It would seem that using AI would be similar to using a tool. Similar to when a person kills someone using an arrow, they can’t defend themselves by saying “it wasn’t me, it was the arrow,” using an AI might be the same thing.
You might argue that AI is different than an arrow in that once you deploy the AI, you “lose control” over it. The algorithms behind AI are a “black box,” even the programmers who programmed and trained the AI are unable to know why it makes the decisions it makes.
So unlike an arrow where there is a direct causal relationship between the act of shooting the arrow and the victim getting hurt, the causal link in AI is not so clear-cut.
But then again, it seems like the Talmud discusses a case that might be analogous here.
Regarding a case where a person lit a fire on their property, and the fire got out of control and damaged a neighboring property the Talmud says the following: “We have learned that Rabbi Yochanan said: [he is liable for] his fire just as [he is liable for] his arrow.”
A closer look at the reasoning behind Rabbi Yochanan’s ruling, however, reveals a crucial difference. The reason you are liable for your fire spreading is that fire spreading is a predictable consequence of lighting a fire. If your fire spread due to unusually strong wind, for example, then you would not be liable because the spread of the fire could not have been predicted.

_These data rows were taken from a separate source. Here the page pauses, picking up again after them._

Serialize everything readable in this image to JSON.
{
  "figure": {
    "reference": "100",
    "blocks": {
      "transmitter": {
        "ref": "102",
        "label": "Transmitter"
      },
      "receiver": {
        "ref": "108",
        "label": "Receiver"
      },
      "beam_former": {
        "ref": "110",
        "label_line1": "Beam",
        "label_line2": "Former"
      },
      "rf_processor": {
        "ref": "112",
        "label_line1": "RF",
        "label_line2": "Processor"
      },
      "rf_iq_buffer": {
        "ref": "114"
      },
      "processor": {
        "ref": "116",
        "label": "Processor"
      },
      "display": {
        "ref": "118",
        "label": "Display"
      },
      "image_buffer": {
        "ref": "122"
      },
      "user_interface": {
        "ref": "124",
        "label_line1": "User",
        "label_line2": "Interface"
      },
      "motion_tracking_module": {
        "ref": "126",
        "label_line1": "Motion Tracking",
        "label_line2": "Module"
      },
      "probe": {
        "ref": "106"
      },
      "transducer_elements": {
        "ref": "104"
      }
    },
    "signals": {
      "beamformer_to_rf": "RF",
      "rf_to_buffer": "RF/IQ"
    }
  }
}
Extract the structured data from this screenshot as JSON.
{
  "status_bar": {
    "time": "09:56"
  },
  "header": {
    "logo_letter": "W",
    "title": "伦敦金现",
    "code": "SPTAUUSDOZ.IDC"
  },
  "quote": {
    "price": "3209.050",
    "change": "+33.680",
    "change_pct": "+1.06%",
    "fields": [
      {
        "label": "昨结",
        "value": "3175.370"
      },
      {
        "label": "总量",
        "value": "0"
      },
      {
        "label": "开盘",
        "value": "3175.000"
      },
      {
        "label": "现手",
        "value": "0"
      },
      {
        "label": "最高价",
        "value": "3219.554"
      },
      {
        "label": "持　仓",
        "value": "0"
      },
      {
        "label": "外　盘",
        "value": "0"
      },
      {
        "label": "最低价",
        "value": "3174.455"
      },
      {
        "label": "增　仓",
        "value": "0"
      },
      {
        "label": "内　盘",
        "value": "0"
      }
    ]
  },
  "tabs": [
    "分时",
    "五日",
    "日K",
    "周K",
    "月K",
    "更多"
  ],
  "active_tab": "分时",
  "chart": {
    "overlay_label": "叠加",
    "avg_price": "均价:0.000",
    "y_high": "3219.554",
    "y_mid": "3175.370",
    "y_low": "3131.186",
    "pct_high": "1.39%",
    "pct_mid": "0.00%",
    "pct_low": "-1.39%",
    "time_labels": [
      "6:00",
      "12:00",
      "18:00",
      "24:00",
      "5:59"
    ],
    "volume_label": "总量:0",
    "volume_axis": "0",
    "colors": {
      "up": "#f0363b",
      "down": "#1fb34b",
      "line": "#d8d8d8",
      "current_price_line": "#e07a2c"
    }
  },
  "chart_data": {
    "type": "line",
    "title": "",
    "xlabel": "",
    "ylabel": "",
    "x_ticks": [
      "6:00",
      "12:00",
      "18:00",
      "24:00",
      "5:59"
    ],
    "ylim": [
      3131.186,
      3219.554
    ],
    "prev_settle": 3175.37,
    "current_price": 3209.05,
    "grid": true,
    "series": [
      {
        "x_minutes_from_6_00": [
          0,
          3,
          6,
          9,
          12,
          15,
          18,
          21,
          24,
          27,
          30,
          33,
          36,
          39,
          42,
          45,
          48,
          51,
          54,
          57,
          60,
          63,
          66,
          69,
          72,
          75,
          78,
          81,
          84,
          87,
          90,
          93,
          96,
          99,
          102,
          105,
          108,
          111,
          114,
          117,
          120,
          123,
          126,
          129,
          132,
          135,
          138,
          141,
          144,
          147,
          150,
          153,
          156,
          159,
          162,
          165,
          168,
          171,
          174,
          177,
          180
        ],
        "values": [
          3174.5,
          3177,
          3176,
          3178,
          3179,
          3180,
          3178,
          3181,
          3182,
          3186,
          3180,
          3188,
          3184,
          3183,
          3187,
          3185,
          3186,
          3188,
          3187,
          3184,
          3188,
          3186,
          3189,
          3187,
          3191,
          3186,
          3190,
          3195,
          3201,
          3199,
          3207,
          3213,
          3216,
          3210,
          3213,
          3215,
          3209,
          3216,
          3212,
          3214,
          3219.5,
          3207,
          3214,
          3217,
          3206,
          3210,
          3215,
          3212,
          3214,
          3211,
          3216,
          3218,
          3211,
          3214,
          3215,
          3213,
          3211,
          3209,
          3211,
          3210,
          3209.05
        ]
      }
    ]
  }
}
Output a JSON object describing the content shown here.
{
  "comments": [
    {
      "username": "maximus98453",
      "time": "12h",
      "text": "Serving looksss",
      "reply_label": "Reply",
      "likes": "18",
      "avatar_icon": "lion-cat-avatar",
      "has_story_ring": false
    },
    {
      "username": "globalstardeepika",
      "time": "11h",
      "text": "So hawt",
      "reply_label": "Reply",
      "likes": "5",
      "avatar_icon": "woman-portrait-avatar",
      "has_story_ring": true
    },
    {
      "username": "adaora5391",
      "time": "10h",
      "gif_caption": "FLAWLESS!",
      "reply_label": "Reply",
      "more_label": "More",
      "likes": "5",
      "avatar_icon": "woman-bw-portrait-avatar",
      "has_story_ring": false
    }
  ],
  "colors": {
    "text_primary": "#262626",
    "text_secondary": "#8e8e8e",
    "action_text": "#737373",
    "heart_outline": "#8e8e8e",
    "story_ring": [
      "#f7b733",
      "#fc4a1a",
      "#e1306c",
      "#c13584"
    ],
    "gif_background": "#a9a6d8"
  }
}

One can argue, that the fact that the AI made its own decision that could not be predicted, even by those who programmed the AI and wrote the algorithms behind it, would mean that the AI has some sort of agency here. Maybe not enough agency to hold the AI liable, but perhaps just enough to exculpate those who deployed it (as long as they are unaware that the AI is making faulty decisions).
Is there something between the full agency of a Shliach and the complete lack of agency of a tool/fire?
Let’s look at another passage:
“One who sends fire in the hands of a child or someone who is mentally impaired is not liable by the laws of man but is liable by the laws of Heaven.”
The idea that someone can be “not liable by the laws of man but liable by the laws of Heaven” is used often in the Talmud to refer to actions that are technically legal, but still unethical. So while the court can’t prosecute a person for a fire started by a child, it is still morally and ethically wrong to do so.
So perhaps that is how we can classify AI? Like a child who has enough agency to make decisions, but not enough to distinguish right from wrong? Are companies hiding behind black-box algorithms technically legal, but morally questionable?
As I said in the beginning, I don’t know the answer to these questions, but I do hope we can start a discussion because the days where such questions were the realm of theoretical philosophers are coming to an end faster than we think!